[WHAT YOU WILL DO]: Copy all entries verbatim and keep any pictures out of the copy.

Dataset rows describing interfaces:
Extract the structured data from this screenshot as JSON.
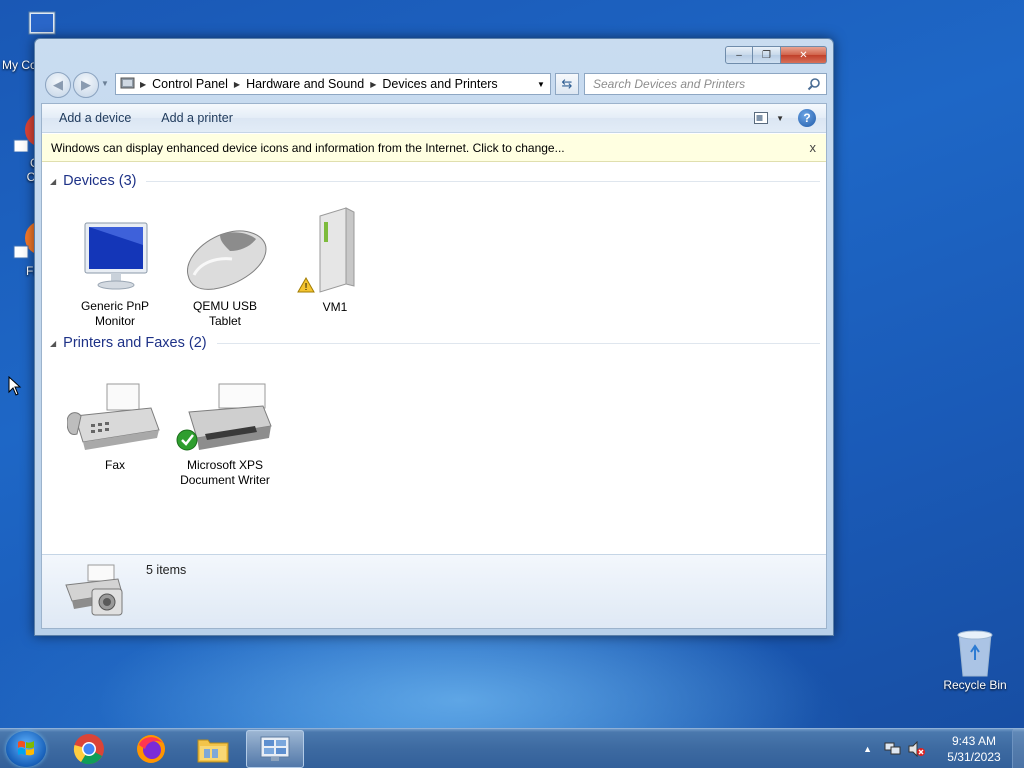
{
  "desktop": {
    "icons": [
      {
        "label": "My Co"
      },
      {
        "label": "Go\nChr"
      },
      {
        "label": "Fir"
      },
      {
        "label": "Recycle Bin"
      }
    ]
  },
  "window": {
    "controls": {
      "minimize": "minimize-icon",
      "maximize": "restore-icon",
      "close": "close-icon"
    },
    "address": {
      "crumbs": [
        "Control Panel",
        "Hardware and Sound",
        "Devices and Printers"
      ]
    },
    "search": {
      "placeholder": "Search Devices and Printers"
    },
    "toolbar": {
      "add_device": "Add a device",
      "add_printer": "Add a printer"
    },
    "infobar": {
      "text": "Windows can display enhanced device icons and information from the Internet. Click to change...",
      "close": "x"
    },
    "groups": {
      "devices": {
        "title": "Devices (3)",
        "items": [
          {
            "line1": "Generic PnP",
            "line2": "Monitor",
            "icon": "monitor-icon"
          },
          {
            "line1": "QEMU USB",
            "line2": "Tablet",
            "icon": "mouse-icon"
          },
          {
            "line1": "VM1",
            "line2": "",
            "icon": "computer-tower-icon",
            "status": "warning"
          }
        ]
      },
      "printers": {
        "title": "Printers and Faxes (2)",
        "items": [
          {
            "line1": "Fax",
            "line2": "",
            "icon": "fax-icon"
          },
          {
            "line1": "Microsoft XPS",
            "line2": "Document Writer",
            "icon": "printer-icon",
            "status": "default"
          }
        ]
      }
    },
    "details": {
      "count": "5 items"
    }
  },
  "taskbar": {
    "apps": [
      "chrome-icon",
      "firefox-icon",
      "file-explorer-icon",
      "devices-and-printers-icon"
    ],
    "clock": {
      "time": "9:43 AM",
      "date": "5/31/2023"
    }
  }
}
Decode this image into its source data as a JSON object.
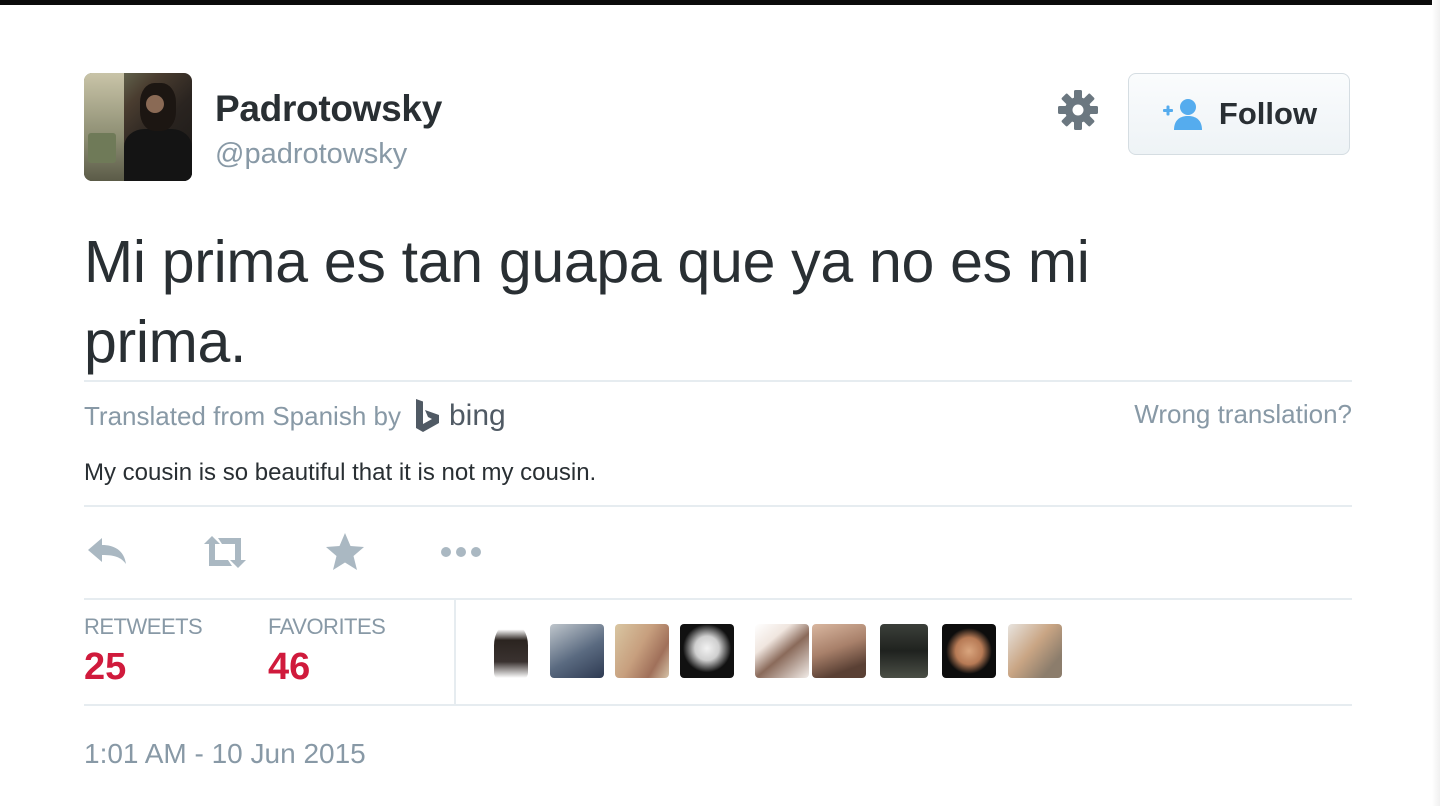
{
  "user": {
    "full_name": "Padrotowsky",
    "screen_name": "@padrotowsky"
  },
  "follow_button": {
    "label": "Follow"
  },
  "tweet": {
    "text": "Mi prima es tan guapa que ya no es mi prima.",
    "translated_prefix": "Translated from Spanish by",
    "translator": "bing",
    "wrong_translation_label": "Wrong translation?",
    "translation": "My cousin is so beautiful that it is not my cousin."
  },
  "actions": {
    "icons": [
      "reply-icon",
      "retweet-icon",
      "favorite-icon",
      "more-icon"
    ]
  },
  "stats": {
    "retweets_label": "RETWEETS",
    "retweets_value": "25",
    "favorites_label": "FAVORITES",
    "favorites_value": "46"
  },
  "favoriters": [
    "favoriter-avatar",
    "favoriter-avatar",
    "favoriter-avatar",
    "favoriter-avatar",
    "favoriter-avatar",
    "favoriter-avatar",
    "favoriter-avatar",
    "favoriter-avatar",
    "favoriter-avatar"
  ],
  "timestamp": "1:01 AM - 10 Jun 2015",
  "colors": {
    "text": "#292f33",
    "muted": "#8899a6",
    "accent_blue": "#55acee",
    "count_red": "#d01a3c",
    "divider": "#e6ecf0"
  }
}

[TASK RESULT]:
Extract the structured data from this screenshot as JSON.
{
  "desktop": {
    "icons": [
      {
        "label": "My Co"
      },
      {
        "label": "Go\nChr"
      },
      {
        "label": "Fir"
      },
      {
        "label": "Recycle Bin"
      }
    ]
  },
  "window": {
    "controls": {
      "minimize": "minimize-icon",
      "maximize": "restore-icon",
      "close": "close-icon"
    },
    "address": {
      "crumbs": [
        "Control Panel",
        "Hardware and Sound",
        "Devices and Printers"
      ]
    },
    "search": {
      "placeholder": "Search Devices and Printers"
    },
    "toolbar": {
      "add_device": "Add a device",
      "add_printer": "Add a printer"
    },
    "infobar": {
      "text": "Windows can display enhanced device icons and information from the Internet. Click to change...",
      "close": "x"
    },
    "groups": {
      "devices": {
        "title": "Devices (3)",
        "items": [
          {
            "line1": "Generic PnP",
            "line2": "Monitor",
            "icon": "monitor-icon"
          },
          {
            "line1": "QEMU USB",
            "line2": "Tablet",
            "icon": "mouse-icon"
          },
          {
            "line1": "VM1",
            "line2": "",
            "icon": "computer-tower-icon",
            "status": "warning"
          }
        ]
      },
      "printers": {
        "title": "Printers and Faxes (2)",
        "items": [
          {
            "line1": "Fax",
            "line2": "",
            "icon": "fax-icon"
          },
          {
            "line1": "Microsoft XPS",
            "line2": "Document Writer",
            "icon": "printer-icon",
            "status": "default"
          }
        ]
      }
    },
    "details": {
      "count": "5 items"
    }
  },
  "taskbar": {
    "apps": [
      "chrome-icon",
      "firefox-icon",
      "file-explorer-icon",
      "devices-and-printers-icon"
    ],
    "clock": {
      "time": "9:43 AM",
      "date": "5/31/2023"
    }
  }
}
Decode this image into its source data as a JSON object.
{
  "user": {
    "full_name": "Padrotowsky",
    "screen_name": "@padrotowsky"
  },
  "follow_button": {
    "label": "Follow"
  },
  "tweet": {
    "text": "Mi prima es tan guapa que ya no es mi prima.",
    "translated_prefix": "Translated from Spanish by",
    "translator": "bing",
    "wrong_translation_label": "Wrong translation?",
    "translation": "My cousin is so beautiful that it is not my cousin."
  },
  "actions": {
    "icons": [
      "reply-icon",
      "retweet-icon",
      "favorite-icon",
      "more-icon"
    ]
  },
  "stats": {
    "retweets_label": "RETWEETS",
    "retweets_value": "25",
    "favorites_label": "FAVORITES",
    "favorites_value": "46"
  },
  "favoriters": [
    "favoriter-avatar",
    "favoriter-avatar",
    "favoriter-avatar",
    "favoriter-avatar",
    "favoriter-avatar",
    "favoriter-avatar",
    "favoriter-avatar",
    "favoriter-avatar",
    "favoriter-avatar"
  ],
  "timestamp": "1:01 AM - 10 Jun 2015",
  "colors": {
    "text": "#292f33",
    "muted": "#8899a6",
    "accent_blue": "#55acee",
    "count_red": "#d01a3c",
    "divider": "#e6ecf0"
  }
}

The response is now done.